Emily Bramwell is an ordinary college student in Australia nursing heartbreak and a hangover when a sausage appears out of nowhere in her bathroom sink. Then she starts reading weirdly accurate horoscopes. After that, her experience of reality is never quite the same. And that’s just the beginning of the disorienting changes that lead her out the door in search of explanations. While Emily finds herself at the vortex of what increasingly looks like an interdimensional rift, there’s evidence brewing of an unfolding drama that’s bigger and more confusing than her personal woes. Metaphysicians, scientists, a room with peculiar properties and a house plant named Mike figure into her quest, which alters her perceptions forever. Proctor’s (Days of Iron, 2011) heroine and fantastical plot are engaging and oddly believable, given how far the story departs from what we think we know of reality. Emily, the narrator, is winningly determined, annoyed, unflappable and self-aware, a likable exemplar of a modern, independent young woman. Her conversational voice takes the reader by the arm and pulls him along for a well-constructed ride that hints at the author’s past as an actor. Amid the abundant fun, Proctor explores a variety of stances on the meaning of life, including Emily’s initial lack of interest in big-picture questions. When an astrologer and a scientist grapple with the same observed phenomena, their esoteric explanations (which reflect solid background knowledge) enjoy equal weight.
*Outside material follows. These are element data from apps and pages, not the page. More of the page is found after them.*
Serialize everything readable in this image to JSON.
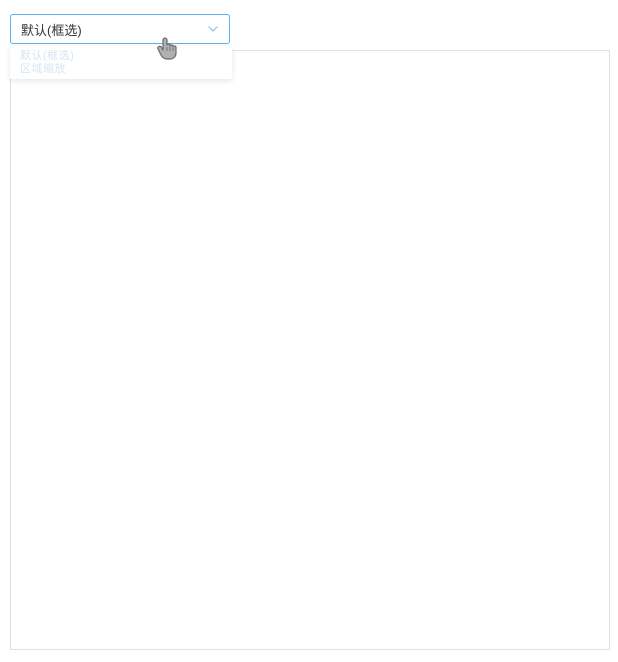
{
  "select": {
    "label": "默认(框选)"
  },
  "dropdown": {
    "line1": "默认(框选)",
    "line2": "区域缩放"
  }
}
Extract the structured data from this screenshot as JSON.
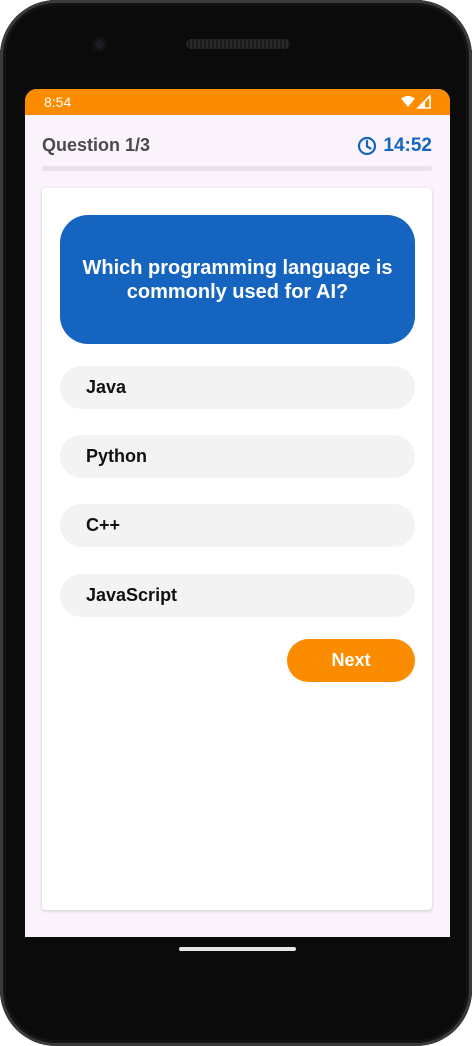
{
  "status_bar": {
    "time": "8:54",
    "icons": [
      "wifi-icon",
      "signal-icon"
    ],
    "color": "#fb8c00"
  },
  "header": {
    "question_counter": "Question 1/3",
    "timer_icon": "clock-icon",
    "timer": "14:52"
  },
  "progress": {
    "fraction": 0
  },
  "question": {
    "text": "Which programming language is commonly used for AI?"
  },
  "options": [
    {
      "label": "Java"
    },
    {
      "label": "Python"
    },
    {
      "label": "C++"
    },
    {
      "label": "JavaScript"
    }
  ],
  "actions": {
    "next_label": "Next"
  },
  "colors": {
    "accent": "#fb8c00",
    "question_bg": "#1565c0",
    "timer": "#1565c0",
    "option_bg": "#f3f3f3"
  }
}
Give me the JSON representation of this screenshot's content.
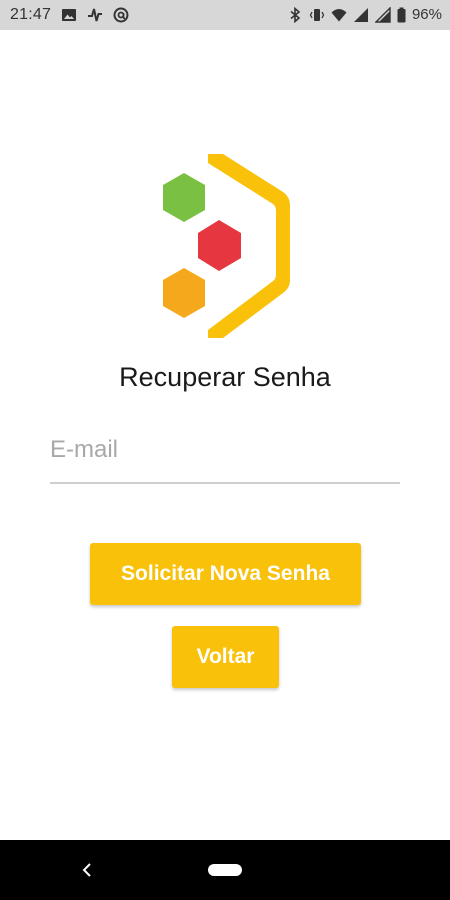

In Emily’s view, they might be saying the same thing.

An intelligent, whimsical, nondogmatic roller coaster of a novel, which leaves it up to the reader to connect the dots.

Pub Date: Dec. 28th, 2012
ISBN: 978-1479308798
Page count: 256pp
Publisher: CreateSpace
Program: Kirkus Indie
Review Posted Online:
Kirkus Reviews Issue: April 15th, 2013